_Data shown_
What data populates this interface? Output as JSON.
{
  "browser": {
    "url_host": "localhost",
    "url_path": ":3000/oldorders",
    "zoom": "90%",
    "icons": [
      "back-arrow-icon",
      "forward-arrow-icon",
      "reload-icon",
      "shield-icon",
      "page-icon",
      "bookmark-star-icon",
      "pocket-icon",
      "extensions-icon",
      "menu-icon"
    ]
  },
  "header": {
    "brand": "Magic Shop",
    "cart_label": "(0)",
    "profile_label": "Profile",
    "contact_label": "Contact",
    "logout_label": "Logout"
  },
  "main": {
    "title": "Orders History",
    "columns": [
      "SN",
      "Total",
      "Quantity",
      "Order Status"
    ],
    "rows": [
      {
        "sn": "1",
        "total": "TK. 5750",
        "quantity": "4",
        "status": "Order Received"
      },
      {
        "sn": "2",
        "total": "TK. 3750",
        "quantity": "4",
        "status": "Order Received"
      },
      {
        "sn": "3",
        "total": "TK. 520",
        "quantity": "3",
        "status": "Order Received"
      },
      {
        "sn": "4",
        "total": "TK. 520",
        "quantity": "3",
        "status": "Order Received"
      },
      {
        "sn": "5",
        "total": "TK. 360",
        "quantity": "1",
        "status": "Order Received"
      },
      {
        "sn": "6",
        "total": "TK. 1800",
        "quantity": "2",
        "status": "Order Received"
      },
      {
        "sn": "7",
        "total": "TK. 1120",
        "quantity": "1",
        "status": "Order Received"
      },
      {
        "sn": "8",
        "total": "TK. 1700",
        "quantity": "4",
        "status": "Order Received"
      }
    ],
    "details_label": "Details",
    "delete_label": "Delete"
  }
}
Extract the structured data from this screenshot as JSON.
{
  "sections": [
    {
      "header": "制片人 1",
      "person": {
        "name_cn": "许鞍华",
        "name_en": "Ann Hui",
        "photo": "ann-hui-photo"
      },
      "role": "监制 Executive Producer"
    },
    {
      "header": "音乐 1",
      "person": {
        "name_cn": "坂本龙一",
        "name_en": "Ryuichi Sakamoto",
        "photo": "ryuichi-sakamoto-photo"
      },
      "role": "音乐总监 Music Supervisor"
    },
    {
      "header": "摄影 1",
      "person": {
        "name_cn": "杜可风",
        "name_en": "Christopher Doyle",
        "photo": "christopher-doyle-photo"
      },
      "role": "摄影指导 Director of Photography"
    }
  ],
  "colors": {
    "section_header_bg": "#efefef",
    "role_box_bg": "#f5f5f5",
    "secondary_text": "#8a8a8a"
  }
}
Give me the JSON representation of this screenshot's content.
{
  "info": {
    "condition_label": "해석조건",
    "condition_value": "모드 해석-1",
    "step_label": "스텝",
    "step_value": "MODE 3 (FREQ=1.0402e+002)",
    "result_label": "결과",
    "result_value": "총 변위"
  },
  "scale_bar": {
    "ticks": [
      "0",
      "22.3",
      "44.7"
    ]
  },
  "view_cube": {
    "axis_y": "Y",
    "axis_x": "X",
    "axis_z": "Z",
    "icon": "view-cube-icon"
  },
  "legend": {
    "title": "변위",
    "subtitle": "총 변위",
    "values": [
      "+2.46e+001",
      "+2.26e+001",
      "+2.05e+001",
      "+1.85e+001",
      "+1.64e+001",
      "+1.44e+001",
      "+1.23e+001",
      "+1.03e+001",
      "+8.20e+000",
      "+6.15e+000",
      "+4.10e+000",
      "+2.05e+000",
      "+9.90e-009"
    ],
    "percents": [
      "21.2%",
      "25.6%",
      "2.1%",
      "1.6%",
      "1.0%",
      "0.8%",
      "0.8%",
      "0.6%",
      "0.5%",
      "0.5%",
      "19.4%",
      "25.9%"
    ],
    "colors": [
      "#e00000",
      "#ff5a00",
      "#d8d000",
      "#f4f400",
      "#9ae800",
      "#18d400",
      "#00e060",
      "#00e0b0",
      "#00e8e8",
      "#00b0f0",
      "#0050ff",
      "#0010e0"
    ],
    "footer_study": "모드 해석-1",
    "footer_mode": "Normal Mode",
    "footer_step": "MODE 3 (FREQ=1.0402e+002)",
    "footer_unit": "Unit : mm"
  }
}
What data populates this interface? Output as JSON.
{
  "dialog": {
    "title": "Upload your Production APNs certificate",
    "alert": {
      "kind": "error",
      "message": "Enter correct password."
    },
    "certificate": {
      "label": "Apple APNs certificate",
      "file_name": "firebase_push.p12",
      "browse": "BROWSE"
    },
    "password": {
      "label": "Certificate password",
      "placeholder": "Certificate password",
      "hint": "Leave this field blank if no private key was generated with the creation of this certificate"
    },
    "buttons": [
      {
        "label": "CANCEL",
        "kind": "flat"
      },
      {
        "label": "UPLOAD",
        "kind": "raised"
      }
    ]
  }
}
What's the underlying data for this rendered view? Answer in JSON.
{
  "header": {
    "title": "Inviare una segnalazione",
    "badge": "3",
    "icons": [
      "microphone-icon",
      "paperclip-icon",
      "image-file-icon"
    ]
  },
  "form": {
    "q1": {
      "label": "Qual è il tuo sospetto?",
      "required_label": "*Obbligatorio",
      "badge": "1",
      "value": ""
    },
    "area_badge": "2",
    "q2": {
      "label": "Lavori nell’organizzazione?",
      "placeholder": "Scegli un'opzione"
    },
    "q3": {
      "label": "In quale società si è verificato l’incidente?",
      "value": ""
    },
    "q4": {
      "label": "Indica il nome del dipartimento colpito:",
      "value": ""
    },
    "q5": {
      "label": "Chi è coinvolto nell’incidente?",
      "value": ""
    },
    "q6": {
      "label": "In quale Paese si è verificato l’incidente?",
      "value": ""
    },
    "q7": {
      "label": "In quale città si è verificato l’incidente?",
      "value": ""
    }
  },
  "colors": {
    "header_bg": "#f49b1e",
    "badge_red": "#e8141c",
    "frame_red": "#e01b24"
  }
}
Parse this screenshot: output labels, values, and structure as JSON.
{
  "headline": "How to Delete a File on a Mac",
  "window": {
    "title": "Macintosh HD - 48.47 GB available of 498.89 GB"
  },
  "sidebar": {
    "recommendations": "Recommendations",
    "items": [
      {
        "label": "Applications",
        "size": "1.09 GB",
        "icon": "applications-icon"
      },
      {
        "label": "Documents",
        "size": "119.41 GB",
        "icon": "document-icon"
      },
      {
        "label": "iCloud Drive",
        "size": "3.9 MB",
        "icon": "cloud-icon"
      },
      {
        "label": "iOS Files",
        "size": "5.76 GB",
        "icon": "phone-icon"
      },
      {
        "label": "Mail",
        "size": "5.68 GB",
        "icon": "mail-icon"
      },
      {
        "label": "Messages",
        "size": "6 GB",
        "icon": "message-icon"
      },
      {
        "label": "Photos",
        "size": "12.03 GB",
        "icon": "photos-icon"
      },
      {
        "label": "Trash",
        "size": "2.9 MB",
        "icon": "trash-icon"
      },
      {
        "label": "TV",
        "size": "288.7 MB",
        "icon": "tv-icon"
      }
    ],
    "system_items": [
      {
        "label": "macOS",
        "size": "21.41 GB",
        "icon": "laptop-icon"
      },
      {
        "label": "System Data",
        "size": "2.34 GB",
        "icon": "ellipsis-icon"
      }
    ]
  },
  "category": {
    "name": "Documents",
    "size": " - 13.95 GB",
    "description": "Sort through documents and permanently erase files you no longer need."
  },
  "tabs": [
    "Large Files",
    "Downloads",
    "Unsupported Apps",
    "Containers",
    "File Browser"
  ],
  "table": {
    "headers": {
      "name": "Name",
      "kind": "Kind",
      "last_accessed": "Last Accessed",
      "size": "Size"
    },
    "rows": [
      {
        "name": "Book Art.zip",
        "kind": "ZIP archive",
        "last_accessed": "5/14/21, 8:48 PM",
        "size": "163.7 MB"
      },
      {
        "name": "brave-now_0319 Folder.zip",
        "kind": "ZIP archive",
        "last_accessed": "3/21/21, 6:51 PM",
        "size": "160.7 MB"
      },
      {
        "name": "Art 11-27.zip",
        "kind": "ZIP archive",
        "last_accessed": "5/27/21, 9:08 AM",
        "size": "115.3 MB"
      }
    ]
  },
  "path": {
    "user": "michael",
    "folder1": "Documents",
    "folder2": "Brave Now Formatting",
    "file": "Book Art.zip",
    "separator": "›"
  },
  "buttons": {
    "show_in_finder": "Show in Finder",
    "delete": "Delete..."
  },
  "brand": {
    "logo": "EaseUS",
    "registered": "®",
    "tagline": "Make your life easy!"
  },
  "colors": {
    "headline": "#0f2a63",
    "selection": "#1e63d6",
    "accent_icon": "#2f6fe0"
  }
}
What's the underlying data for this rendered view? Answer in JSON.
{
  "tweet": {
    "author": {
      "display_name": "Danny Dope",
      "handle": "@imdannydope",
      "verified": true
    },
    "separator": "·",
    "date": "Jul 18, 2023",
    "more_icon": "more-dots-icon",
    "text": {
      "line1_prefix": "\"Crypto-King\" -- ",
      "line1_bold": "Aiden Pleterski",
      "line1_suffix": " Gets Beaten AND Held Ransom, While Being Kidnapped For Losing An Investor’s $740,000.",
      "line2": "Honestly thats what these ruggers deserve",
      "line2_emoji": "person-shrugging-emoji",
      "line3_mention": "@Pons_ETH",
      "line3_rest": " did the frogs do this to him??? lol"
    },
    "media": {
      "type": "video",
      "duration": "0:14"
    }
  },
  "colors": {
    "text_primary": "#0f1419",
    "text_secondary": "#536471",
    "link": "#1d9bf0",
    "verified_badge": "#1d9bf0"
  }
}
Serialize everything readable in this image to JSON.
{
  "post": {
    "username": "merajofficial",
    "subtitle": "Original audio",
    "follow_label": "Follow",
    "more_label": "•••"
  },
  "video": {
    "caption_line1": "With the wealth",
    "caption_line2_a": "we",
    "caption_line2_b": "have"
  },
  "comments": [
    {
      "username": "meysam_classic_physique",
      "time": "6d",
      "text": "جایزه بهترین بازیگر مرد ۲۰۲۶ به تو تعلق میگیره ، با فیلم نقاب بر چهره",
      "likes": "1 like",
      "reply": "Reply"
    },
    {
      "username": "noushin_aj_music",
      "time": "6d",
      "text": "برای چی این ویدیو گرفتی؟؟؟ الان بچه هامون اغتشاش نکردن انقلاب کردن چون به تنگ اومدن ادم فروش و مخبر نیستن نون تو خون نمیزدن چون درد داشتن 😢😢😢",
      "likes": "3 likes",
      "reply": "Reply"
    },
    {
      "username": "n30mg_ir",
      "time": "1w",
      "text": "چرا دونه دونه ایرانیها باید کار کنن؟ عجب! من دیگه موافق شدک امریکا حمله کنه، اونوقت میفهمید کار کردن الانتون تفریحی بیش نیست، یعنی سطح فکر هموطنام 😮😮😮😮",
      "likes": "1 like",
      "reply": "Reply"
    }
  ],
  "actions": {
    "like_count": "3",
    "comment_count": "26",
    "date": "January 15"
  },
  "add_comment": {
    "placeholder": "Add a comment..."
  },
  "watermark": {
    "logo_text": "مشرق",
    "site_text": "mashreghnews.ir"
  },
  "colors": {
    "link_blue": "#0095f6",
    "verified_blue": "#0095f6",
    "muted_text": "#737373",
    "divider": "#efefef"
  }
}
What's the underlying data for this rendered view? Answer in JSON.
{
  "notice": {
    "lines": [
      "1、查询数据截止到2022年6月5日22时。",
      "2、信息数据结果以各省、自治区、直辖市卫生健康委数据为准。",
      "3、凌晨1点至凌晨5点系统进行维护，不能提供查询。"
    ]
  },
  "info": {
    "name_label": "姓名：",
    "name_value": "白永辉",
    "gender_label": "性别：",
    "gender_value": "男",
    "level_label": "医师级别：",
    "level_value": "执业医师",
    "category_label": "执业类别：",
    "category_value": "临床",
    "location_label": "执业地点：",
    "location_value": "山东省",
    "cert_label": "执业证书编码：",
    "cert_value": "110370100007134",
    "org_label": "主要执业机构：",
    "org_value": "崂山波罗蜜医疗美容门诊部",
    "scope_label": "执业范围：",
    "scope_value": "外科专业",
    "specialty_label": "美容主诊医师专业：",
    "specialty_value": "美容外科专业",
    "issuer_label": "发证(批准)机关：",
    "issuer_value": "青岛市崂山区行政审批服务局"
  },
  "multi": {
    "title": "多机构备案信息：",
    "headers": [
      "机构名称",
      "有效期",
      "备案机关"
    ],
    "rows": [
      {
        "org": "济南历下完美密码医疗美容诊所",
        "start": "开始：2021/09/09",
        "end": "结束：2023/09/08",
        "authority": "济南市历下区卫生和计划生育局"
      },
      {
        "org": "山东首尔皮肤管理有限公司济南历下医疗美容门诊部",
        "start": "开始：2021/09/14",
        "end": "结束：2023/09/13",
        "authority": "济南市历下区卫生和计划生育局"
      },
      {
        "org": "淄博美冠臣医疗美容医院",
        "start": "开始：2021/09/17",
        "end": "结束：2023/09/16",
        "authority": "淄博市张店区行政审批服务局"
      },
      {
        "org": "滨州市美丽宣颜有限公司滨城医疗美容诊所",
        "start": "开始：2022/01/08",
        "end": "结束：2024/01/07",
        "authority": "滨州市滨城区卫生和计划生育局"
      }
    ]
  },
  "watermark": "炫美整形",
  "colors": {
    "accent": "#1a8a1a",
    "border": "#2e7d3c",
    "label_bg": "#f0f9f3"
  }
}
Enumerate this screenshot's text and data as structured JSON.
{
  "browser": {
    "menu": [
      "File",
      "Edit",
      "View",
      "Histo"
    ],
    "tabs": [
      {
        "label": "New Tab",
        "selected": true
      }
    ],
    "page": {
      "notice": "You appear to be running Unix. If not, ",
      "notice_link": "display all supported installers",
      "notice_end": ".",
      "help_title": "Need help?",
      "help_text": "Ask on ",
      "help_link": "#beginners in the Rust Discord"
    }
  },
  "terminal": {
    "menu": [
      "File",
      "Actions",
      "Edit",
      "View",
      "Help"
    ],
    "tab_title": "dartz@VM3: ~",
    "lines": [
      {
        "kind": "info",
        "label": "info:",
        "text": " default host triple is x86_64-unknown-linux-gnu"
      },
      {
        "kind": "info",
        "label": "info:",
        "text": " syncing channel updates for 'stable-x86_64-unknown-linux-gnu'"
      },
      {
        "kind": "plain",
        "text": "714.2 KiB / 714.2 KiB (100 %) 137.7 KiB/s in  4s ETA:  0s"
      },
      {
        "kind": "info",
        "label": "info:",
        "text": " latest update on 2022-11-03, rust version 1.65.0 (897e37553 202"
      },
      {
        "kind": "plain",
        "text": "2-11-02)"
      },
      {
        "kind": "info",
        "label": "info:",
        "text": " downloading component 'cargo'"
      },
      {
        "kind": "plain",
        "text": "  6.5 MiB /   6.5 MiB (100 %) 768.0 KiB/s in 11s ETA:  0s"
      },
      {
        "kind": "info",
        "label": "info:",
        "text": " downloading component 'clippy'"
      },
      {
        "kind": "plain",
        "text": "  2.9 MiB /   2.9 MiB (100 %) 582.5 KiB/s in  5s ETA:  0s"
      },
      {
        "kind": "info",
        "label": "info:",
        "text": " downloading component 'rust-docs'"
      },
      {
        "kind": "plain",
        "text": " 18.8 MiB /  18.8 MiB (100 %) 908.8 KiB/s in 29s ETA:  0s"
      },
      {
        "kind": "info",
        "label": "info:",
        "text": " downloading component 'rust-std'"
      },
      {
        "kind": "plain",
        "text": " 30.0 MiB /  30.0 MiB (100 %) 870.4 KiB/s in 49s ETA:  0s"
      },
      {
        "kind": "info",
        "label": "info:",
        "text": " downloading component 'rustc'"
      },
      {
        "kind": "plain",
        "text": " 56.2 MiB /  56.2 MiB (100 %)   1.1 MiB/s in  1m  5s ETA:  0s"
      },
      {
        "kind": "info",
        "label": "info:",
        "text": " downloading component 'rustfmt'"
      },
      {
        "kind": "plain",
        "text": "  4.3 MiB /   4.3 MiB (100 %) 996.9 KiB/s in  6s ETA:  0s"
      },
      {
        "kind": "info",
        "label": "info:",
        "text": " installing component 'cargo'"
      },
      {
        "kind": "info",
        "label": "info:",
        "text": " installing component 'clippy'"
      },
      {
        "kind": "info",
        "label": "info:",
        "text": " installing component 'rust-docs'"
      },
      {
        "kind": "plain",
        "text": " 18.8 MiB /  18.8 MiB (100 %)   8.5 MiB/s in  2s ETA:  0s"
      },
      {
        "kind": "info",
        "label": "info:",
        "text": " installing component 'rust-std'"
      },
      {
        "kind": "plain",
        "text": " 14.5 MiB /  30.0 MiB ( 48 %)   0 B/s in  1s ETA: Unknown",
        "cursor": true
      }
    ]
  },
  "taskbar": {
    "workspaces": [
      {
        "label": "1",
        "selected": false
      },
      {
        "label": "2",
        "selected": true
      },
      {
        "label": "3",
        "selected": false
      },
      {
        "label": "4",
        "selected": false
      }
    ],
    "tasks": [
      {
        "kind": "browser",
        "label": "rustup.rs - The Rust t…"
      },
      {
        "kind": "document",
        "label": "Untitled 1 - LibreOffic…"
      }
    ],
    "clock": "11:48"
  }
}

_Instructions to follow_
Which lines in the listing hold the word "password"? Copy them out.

_Result of this task_
      "message": "Enter correct password."
    "password": {
      "label": "Certificate password",
      "placeholder": "Certificate password",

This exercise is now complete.